Crimping BasicsCrimping requires crimps and pliers. You can buy crimp beads or tubes, generally tubes are preferable as when crimped they are less likely to damage or cut through your wire and tend to look neater. Crimp pliers are many peoples favourites, but some people find they get good results using flat/chain nose pliers.
Crimp beads do come in different sizes if you've checked out the suppliers mentioned in my beading wire guide you will have noticed they give recommended crimp sizes for different wire diameters. They also come in base metals (including plated) and precious metals. Many people prefer precious metal crimps as they tend to be more sturdy and stand up to crimping better than base metals.

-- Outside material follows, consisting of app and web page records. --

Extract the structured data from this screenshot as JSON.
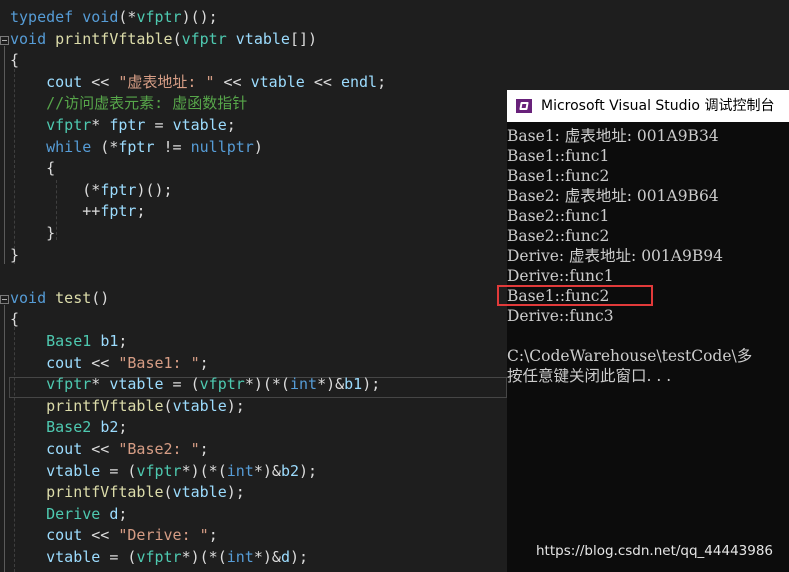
{
  "editor": {
    "lines": [
      {
        "segs": [
          {
            "c": "kw",
            "t": "typedef"
          },
          {
            "c": "pl",
            "t": " "
          },
          {
            "c": "kw",
            "t": "void"
          },
          {
            "c": "pl",
            "t": "(*"
          },
          {
            "c": "ty",
            "t": "vfptr"
          },
          {
            "c": "pl",
            "t": ")();"
          }
        ]
      },
      {
        "segs": [
          {
            "c": "kw",
            "t": "void"
          },
          {
            "c": "pl",
            "t": " "
          },
          {
            "c": "fn",
            "t": "printfVftable"
          },
          {
            "c": "pl",
            "t": "("
          },
          {
            "c": "ty",
            "t": "vfptr"
          },
          {
            "c": "pl",
            "t": " "
          },
          {
            "c": "vr",
            "t": "vtable"
          },
          {
            "c": "pl",
            "t": "[])"
          }
        ]
      },
      {
        "segs": [
          {
            "c": "pl",
            "t": "{"
          }
        ]
      },
      {
        "segs": [
          {
            "c": "pl",
            "t": "    "
          },
          {
            "c": "vr",
            "t": "cout"
          },
          {
            "c": "pl",
            "t": " << "
          },
          {
            "c": "st",
            "t": "\"虚表地址: \""
          },
          {
            "c": "pl",
            "t": " << "
          },
          {
            "c": "vr",
            "t": "vtable"
          },
          {
            "c": "pl",
            "t": " << "
          },
          {
            "c": "vr",
            "t": "endl"
          },
          {
            "c": "pl",
            "t": ";"
          }
        ]
      },
      {
        "segs": [
          {
            "c": "pl",
            "t": "    "
          },
          {
            "c": "cm",
            "t": "//访问虚表元素: 虚函数指针"
          }
        ]
      },
      {
        "segs": [
          {
            "c": "pl",
            "t": "    "
          },
          {
            "c": "ty",
            "t": "vfptr"
          },
          {
            "c": "pl",
            "t": "* "
          },
          {
            "c": "vr",
            "t": "fptr"
          },
          {
            "c": "pl",
            "t": " = "
          },
          {
            "c": "vr",
            "t": "vtable"
          },
          {
            "c": "pl",
            "t": ";"
          }
        ]
      },
      {
        "segs": [
          {
            "c": "pl",
            "t": "    "
          },
          {
            "c": "kw",
            "t": "while"
          },
          {
            "c": "pl",
            "t": " (*"
          },
          {
            "c": "vr",
            "t": "fptr"
          },
          {
            "c": "pl",
            "t": " != "
          },
          {
            "c": "kw",
            "t": "nullptr"
          },
          {
            "c": "pl",
            "t": ")"
          }
        ]
      },
      {
        "segs": [
          {
            "c": "pl",
            "t": "    {"
          }
        ]
      },
      {
        "segs": [
          {
            "c": "pl",
            "t": "        (*"
          },
          {
            "c": "vr",
            "t": "fptr"
          },
          {
            "c": "pl",
            "t": ")();"
          }
        ]
      },
      {
        "segs": [
          {
            "c": "pl",
            "t": "        ++"
          },
          {
            "c": "vr",
            "t": "fptr"
          },
          {
            "c": "pl",
            "t": ";"
          }
        ]
      },
      {
        "segs": [
          {
            "c": "pl",
            "t": "    }"
          }
        ]
      },
      {
        "segs": [
          {
            "c": "pl",
            "t": "}"
          }
        ]
      },
      {
        "segs": []
      },
      {
        "segs": [
          {
            "c": "kw",
            "t": "void"
          },
          {
            "c": "pl",
            "t": " "
          },
          {
            "c": "fn",
            "t": "test"
          },
          {
            "c": "pl",
            "t": "()"
          }
        ]
      },
      {
        "segs": [
          {
            "c": "pl",
            "t": "{"
          }
        ]
      },
      {
        "segs": [
          {
            "c": "pl",
            "t": "    "
          },
          {
            "c": "ty",
            "t": "Base1"
          },
          {
            "c": "pl",
            "t": " "
          },
          {
            "c": "vr",
            "t": "b1"
          },
          {
            "c": "pl",
            "t": ";"
          }
        ]
      },
      {
        "segs": [
          {
            "c": "pl",
            "t": "    "
          },
          {
            "c": "vr",
            "t": "cout"
          },
          {
            "c": "pl",
            "t": " << "
          },
          {
            "c": "st",
            "t": "\"Base1: \""
          },
          {
            "c": "pl",
            "t": ";"
          }
        ]
      },
      {
        "segs": [
          {
            "c": "pl",
            "t": "    "
          },
          {
            "c": "ty",
            "t": "vfptr"
          },
          {
            "c": "pl",
            "t": "* "
          },
          {
            "c": "vr",
            "t": "vtable"
          },
          {
            "c": "pl",
            "t": " = ("
          },
          {
            "c": "ty",
            "t": "vfptr"
          },
          {
            "c": "pl",
            "t": "*)(*("
          },
          {
            "c": "kw",
            "t": "int"
          },
          {
            "c": "pl",
            "t": "*)&"
          },
          {
            "c": "vr",
            "t": "b1"
          },
          {
            "c": "pl",
            "t": ");"
          }
        ]
      },
      {
        "segs": [
          {
            "c": "pl",
            "t": "    "
          },
          {
            "c": "fn",
            "t": "printfVftable"
          },
          {
            "c": "pl",
            "t": "("
          },
          {
            "c": "vr",
            "t": "vtable"
          },
          {
            "c": "pl",
            "t": ");"
          }
        ]
      },
      {
        "segs": [
          {
            "c": "pl",
            "t": "    "
          },
          {
            "c": "ty",
            "t": "Base2"
          },
          {
            "c": "pl",
            "t": " "
          },
          {
            "c": "vr",
            "t": "b2"
          },
          {
            "c": "pl",
            "t": ";"
          }
        ]
      },
      {
        "segs": [
          {
            "c": "pl",
            "t": "    "
          },
          {
            "c": "vr",
            "t": "cout"
          },
          {
            "c": "pl",
            "t": " << "
          },
          {
            "c": "st",
            "t": "\"Base2: \""
          },
          {
            "c": "pl",
            "t": ";"
          }
        ]
      },
      {
        "segs": [
          {
            "c": "pl",
            "t": "    "
          },
          {
            "c": "vr",
            "t": "vtable"
          },
          {
            "c": "pl",
            "t": " = ("
          },
          {
            "c": "ty",
            "t": "vfptr"
          },
          {
            "c": "pl",
            "t": "*)(*("
          },
          {
            "c": "kw",
            "t": "int"
          },
          {
            "c": "pl",
            "t": "*)&"
          },
          {
            "c": "vr",
            "t": "b2"
          },
          {
            "c": "pl",
            "t": ");"
          }
        ]
      },
      {
        "segs": [
          {
            "c": "pl",
            "t": "    "
          },
          {
            "c": "fn",
            "t": "printfVftable"
          },
          {
            "c": "pl",
            "t": "("
          },
          {
            "c": "vr",
            "t": "vtable"
          },
          {
            "c": "pl",
            "t": ");"
          }
        ]
      },
      {
        "segs": [
          {
            "c": "pl",
            "t": "    "
          },
          {
            "c": "ty",
            "t": "Derive"
          },
          {
            "c": "pl",
            "t": " "
          },
          {
            "c": "vr",
            "t": "d"
          },
          {
            "c": "pl",
            "t": ";"
          }
        ]
      },
      {
        "segs": [
          {
            "c": "pl",
            "t": "    "
          },
          {
            "c": "vr",
            "t": "cout"
          },
          {
            "c": "pl",
            "t": " << "
          },
          {
            "c": "st",
            "t": "\"Derive: \""
          },
          {
            "c": "pl",
            "t": ";"
          }
        ]
      },
      {
        "segs": [
          {
            "c": "pl",
            "t": "    "
          },
          {
            "c": "vr",
            "t": "vtable"
          },
          {
            "c": "pl",
            "t": " = ("
          },
          {
            "c": "ty",
            "t": "vfptr"
          },
          {
            "c": "pl",
            "t": "*)(*("
          },
          {
            "c": "kw",
            "t": "int"
          },
          {
            "c": "pl",
            "t": "*)&"
          },
          {
            "c": "vr",
            "t": "d"
          },
          {
            "c": "pl",
            "t": ");"
          }
        ]
      }
    ]
  },
  "console": {
    "title": "Microsoft Visual Studio 调试控制台",
    "lines": [
      "Base1: 虚表地址: 001A9B34",
      "Base1::func1",
      "Base1::func2",
      "Base2: 虚表地址: 001A9B64",
      "Base2::func1",
      "Base2::func2",
      "Derive: 虚表地址: 001A9B94",
      "Derive::func1",
      "Base1::func2",
      "Derive::func3",
      "",
      "C:\\CodeWarehouse\\testCode\\多",
      "按任意键关闭此窗口. . ."
    ]
  },
  "watermark": "https://blog.csdn.net/qq_44443986",
  "colors": {
    "highlight": "#e23a3a",
    "accent": "#68217a"
  }
}
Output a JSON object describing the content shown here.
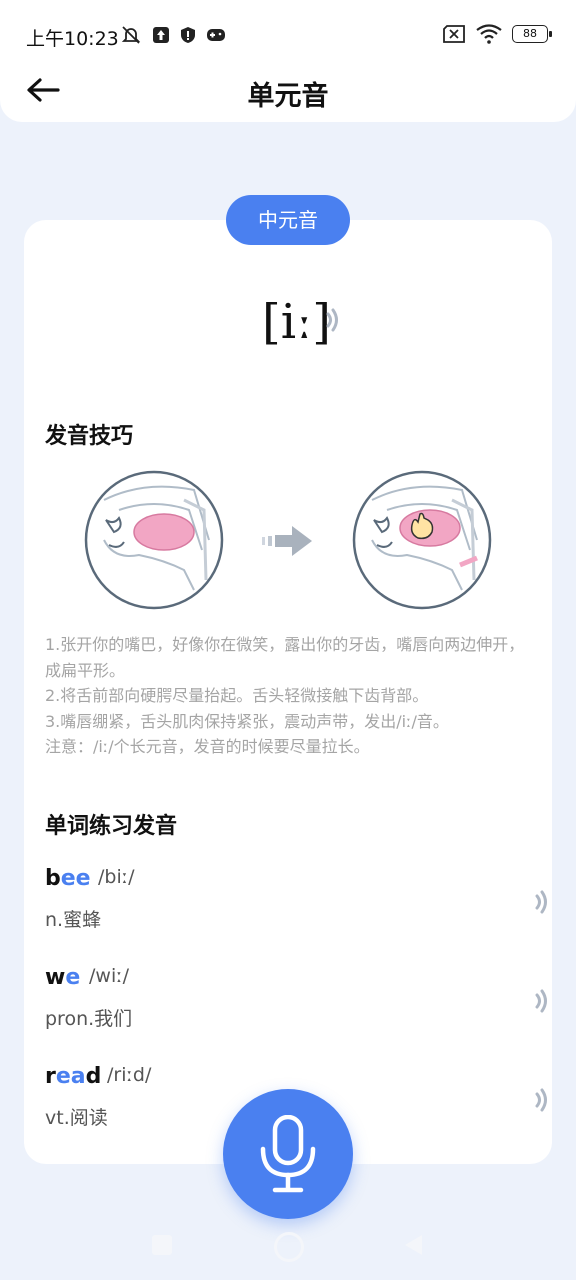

You can find a simple "video" on how to crimp on beadalons website. These instructions still apply if you are crimping the 2 ends of claspless necklace together. If you are crimping a single end of a wire (for earrings or when using calottes/beadtips/clamshells) simply using flat/chain nose pliers to secure the crimp will suffice.
Remember when crimping to grip the pliers "with a firm handshake" if you squeeze to hard you will break your crimps and damage your wire.
Magical Crimping PliersYou may have heard of the relatively new product available form BeadSmith "Magical crimping pliers" (Also known as Magical crimp forming pliers).
These are a totally different type of crimping pliers that have been designed to specifically turn a 2mm sterling or gold filled crimp tube into a 2mm round bead while securely crimping your beading wire.
There are 2 sizes of these pliers available. The first are designed for use with Softflex .019 mm (or equivalent beading wire), and the second is designed for use with Softflex Fine .014 mm beading wire (or equivalent wire).
As with the normal crimping technique you string your piece and add the crimp bead this is where the difference occurs. On your first squeeze the pliers will make your crimp bead 'ravioli' shaped. By turning your crimp bead 90 degrees and squeezing again you will have your near round bead, and with a few more turns and squeezes you should end up with a perfectly round bead.
Some people have reported that they have managed to use plated crimps with these pliers, with varying degrees of success. The vast majority of people who have used the specific crimps and wires recommended have reported trouble free neat results!
Finishing TipsYou can cut the end of your wire near the crimp but most people prefer to leave a tail (which is threaded through a bead or 2) for security and to keep the wire neat.
Many people recommend putting a small bead between the crimp and the clasp/ring to protect them from rubbing together and damaging the wire, and also to blend the crimp into your jewellery design. You may also want to look into using French wire/gimp/bullion which protects and hides the wire or a product called Wire Guardians.
If you don't like the look of your crimps you can use crimp covers to hide them, or a bead with a large hole.
If all this sound like to much hard work you might like to try Twisted Tornado crimps. They come highly recommended as you don't need crimping pliers to use them and they look quite nice.
Another product available to those who dislike traditional crimping techniques are Scrimps from Beadalon, now available in a range of designs and finishes.
I hope this has covered all your basic questions. Remember there are no rights and wrongs to beading, but some techniques and products will give you better results. I think it's worth trying out different things to find out what works for you. Happy bead stringing (and crimping)!
Please look at my other guides for more information on selecting the right beading wire for your project.
copyright kitschkitty @ UK Beaders 2006